The Ninth Circuit permits a plaintiff to rely only upon the core-operations inference “in some unusual circumstances.” South Ferry, 542 F.3d at 785. For example, allegations regarding management's role in a company may help satisfy the PSLRA scienter requirement “where the nature of the relevant fact is of such prominence that it would be ‘absurd’ to suggest that management was without knowledge of the matter.” Id. at 786. Plaintiffs do not rely solely upon the core-operations inference here, they have alleged specific factual details against the individual defendants.

Pursuant to Federal Rule of Evidence 201, the Court GRANTS the request for judicial notice filed by David Sambol (ECF No. 77) and both requests for judicial notice filed by Countrywide (ECF Nos. 78–2, 96–2). With respect to Plaintiffs' request for judicial notice (ECF No. 85), the Court DENIES the request for Exhibits 1–9 and 65 because they are public news articles which were not referenced in the SAC. The Court DENIES the request with respect to the documents submitted in an entirely separate litigation, SEC v. Mozilo, No. CV 09–3994–JFW (MANx), 2010 WL 3656068 (C.D.Cal.), which are not referenced in the SAC and are not official court records or orders: Exhibits 11–14, 16–20, 22, 26, 29–33, 35, 37, 43, 48, 50–51, 53–58. The Court GRANTS Plaintiffs' request for judicial notice of the remaining Exhibits.
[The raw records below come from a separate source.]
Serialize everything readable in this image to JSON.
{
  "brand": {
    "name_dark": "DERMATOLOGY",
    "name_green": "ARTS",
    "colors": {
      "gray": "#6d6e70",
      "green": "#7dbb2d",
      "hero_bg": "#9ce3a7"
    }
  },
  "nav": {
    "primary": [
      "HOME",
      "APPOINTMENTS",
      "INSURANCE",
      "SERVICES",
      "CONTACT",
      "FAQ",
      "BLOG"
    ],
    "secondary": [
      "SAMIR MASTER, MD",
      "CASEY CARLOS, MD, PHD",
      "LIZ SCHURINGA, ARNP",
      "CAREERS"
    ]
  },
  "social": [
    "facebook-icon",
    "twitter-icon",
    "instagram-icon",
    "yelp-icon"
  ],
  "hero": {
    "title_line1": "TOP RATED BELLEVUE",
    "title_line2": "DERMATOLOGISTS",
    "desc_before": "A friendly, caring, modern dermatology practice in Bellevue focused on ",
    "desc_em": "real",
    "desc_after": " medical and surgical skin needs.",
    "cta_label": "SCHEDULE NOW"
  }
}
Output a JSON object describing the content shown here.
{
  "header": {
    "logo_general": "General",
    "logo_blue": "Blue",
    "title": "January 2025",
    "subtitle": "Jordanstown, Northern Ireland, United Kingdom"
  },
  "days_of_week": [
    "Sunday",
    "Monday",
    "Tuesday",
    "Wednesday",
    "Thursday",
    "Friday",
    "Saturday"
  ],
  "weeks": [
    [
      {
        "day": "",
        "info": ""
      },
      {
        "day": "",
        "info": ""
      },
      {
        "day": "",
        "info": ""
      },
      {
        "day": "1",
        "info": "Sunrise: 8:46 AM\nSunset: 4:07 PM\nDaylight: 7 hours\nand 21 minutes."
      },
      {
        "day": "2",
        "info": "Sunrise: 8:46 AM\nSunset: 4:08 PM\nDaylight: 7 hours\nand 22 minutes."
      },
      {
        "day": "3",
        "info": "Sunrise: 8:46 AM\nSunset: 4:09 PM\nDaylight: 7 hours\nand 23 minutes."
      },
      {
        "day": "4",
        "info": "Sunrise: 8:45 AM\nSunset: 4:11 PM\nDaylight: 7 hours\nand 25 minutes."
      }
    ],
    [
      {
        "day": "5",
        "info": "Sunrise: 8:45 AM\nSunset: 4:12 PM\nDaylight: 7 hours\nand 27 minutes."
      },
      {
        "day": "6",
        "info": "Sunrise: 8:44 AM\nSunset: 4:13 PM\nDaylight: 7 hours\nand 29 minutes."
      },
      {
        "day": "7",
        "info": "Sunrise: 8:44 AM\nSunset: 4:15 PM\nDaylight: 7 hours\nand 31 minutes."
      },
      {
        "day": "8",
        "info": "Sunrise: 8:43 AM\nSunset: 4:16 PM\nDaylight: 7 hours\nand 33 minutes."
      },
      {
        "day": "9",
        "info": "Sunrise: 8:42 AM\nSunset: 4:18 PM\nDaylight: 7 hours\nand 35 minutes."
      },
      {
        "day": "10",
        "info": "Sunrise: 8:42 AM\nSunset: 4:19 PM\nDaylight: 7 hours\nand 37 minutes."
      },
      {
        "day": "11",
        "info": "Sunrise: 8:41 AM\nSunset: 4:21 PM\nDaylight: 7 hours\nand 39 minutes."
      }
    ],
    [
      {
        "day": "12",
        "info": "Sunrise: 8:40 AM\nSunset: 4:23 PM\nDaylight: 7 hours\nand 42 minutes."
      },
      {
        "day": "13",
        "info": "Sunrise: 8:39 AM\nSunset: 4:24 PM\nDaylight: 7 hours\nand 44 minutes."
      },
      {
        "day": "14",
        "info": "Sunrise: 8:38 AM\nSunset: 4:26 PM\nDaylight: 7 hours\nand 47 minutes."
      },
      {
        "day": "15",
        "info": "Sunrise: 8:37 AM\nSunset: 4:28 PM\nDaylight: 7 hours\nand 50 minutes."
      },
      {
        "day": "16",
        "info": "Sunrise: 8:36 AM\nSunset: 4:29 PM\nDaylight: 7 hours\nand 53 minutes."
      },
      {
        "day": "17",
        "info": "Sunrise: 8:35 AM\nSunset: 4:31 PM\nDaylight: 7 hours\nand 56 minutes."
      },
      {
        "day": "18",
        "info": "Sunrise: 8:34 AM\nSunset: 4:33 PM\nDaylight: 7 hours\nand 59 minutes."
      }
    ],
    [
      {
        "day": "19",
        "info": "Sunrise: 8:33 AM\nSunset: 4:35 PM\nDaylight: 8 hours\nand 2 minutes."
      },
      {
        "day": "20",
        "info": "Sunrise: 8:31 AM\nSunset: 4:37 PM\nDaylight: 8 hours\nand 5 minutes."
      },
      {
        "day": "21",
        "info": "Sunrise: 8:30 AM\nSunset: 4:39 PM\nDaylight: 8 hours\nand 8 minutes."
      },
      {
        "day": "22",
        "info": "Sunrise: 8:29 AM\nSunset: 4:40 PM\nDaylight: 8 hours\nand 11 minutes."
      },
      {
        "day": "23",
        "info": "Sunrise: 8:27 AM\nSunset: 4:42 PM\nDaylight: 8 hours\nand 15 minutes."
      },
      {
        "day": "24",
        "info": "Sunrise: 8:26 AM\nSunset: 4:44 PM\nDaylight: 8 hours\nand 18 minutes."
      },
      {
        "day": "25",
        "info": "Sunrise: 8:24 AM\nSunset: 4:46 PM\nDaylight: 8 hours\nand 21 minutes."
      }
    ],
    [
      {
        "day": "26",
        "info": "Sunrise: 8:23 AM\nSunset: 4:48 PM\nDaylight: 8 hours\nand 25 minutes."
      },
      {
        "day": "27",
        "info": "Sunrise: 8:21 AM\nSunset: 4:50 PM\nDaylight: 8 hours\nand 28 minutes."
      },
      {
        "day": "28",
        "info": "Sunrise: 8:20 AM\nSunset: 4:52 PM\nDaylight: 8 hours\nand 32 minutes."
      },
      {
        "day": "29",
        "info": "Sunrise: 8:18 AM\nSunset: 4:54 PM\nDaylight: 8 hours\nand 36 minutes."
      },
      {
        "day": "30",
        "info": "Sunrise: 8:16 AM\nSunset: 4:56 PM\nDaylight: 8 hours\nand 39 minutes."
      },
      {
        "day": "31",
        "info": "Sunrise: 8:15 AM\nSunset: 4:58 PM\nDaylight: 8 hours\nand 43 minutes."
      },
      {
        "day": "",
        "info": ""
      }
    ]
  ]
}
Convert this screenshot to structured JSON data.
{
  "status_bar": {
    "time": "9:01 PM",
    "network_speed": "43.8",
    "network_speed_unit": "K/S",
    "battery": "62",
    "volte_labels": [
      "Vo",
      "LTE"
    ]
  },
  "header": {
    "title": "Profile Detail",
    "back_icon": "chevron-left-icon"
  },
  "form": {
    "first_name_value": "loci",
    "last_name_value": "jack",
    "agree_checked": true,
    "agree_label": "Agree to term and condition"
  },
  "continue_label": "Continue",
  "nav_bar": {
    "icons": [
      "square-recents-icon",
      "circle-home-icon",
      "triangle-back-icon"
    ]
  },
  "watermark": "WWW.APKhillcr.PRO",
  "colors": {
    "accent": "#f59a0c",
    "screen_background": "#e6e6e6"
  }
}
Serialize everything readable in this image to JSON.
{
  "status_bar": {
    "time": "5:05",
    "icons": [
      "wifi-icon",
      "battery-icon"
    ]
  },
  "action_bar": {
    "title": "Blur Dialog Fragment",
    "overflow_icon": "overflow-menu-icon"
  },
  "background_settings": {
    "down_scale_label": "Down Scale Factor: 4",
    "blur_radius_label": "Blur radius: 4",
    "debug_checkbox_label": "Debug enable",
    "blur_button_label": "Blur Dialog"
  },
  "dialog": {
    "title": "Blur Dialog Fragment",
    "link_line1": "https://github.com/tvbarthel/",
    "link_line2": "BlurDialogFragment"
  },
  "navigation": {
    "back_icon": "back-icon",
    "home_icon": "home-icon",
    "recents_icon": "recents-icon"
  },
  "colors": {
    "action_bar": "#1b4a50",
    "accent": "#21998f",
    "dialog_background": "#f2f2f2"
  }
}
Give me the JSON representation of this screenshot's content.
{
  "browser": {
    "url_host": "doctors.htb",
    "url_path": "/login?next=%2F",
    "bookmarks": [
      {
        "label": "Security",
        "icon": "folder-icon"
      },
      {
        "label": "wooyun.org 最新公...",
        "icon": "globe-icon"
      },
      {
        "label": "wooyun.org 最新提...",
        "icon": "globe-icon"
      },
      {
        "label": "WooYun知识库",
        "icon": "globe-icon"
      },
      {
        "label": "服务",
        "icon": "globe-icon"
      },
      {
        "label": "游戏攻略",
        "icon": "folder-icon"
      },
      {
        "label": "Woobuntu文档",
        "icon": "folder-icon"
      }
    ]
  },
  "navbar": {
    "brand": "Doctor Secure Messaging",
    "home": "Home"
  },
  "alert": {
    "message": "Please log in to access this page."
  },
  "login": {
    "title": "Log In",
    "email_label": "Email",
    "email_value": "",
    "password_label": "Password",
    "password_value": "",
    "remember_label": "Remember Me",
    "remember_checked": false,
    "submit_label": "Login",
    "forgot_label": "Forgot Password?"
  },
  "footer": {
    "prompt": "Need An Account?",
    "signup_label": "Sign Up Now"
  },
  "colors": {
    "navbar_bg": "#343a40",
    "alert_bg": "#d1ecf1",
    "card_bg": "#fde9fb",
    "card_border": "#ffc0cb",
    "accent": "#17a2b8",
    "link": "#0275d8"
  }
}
Exhibit 10 is a court order and Exhibits 59–64 are public disclosure documents required to be filed with the SEC. Exhibits 15, 21, 23–25, 27–28, 34, 36, 38–42, 44–45, 47, 49, 52, 60–61 are proper for judicial notice because they are referenced in the SAC and no party doubts their authenticity.

Material Misrepresentations and Omissions. The PSLRA requires that the complaint must explain why the statement is false and misleading and, if alleged on information and belief, the complaint must “state with particularity all facts on which that belief is formed.” 15 U.S.C. § 78u–4(b)(1). Plaintiffs have satisfied this standard. The SAC sets forth in painstaking detail the misrepresentations and omissions upon which Plaintiffs relied and why each statement is false and misleading.

The Court finds no merit in Defendants' arguments to the contrary.


Defendants' motions to dismiss are denied. In accordance with Federal Rule of Civil Procedure 12(a)(4)(A), Defendants must answer the SAC within fourteen days after they receive notice of this Order. The parties are ORDERED to meet and confer regarding the next appropriate steps in this litigation and file a joint status report and proposed schedule within 21 days of this Order's filing date.


FN1. American Pipe & Construction Co. v. Utah, 414 U.S. 538, 94 S.Ct. 756, 38 L.Ed.2d 713 (1974).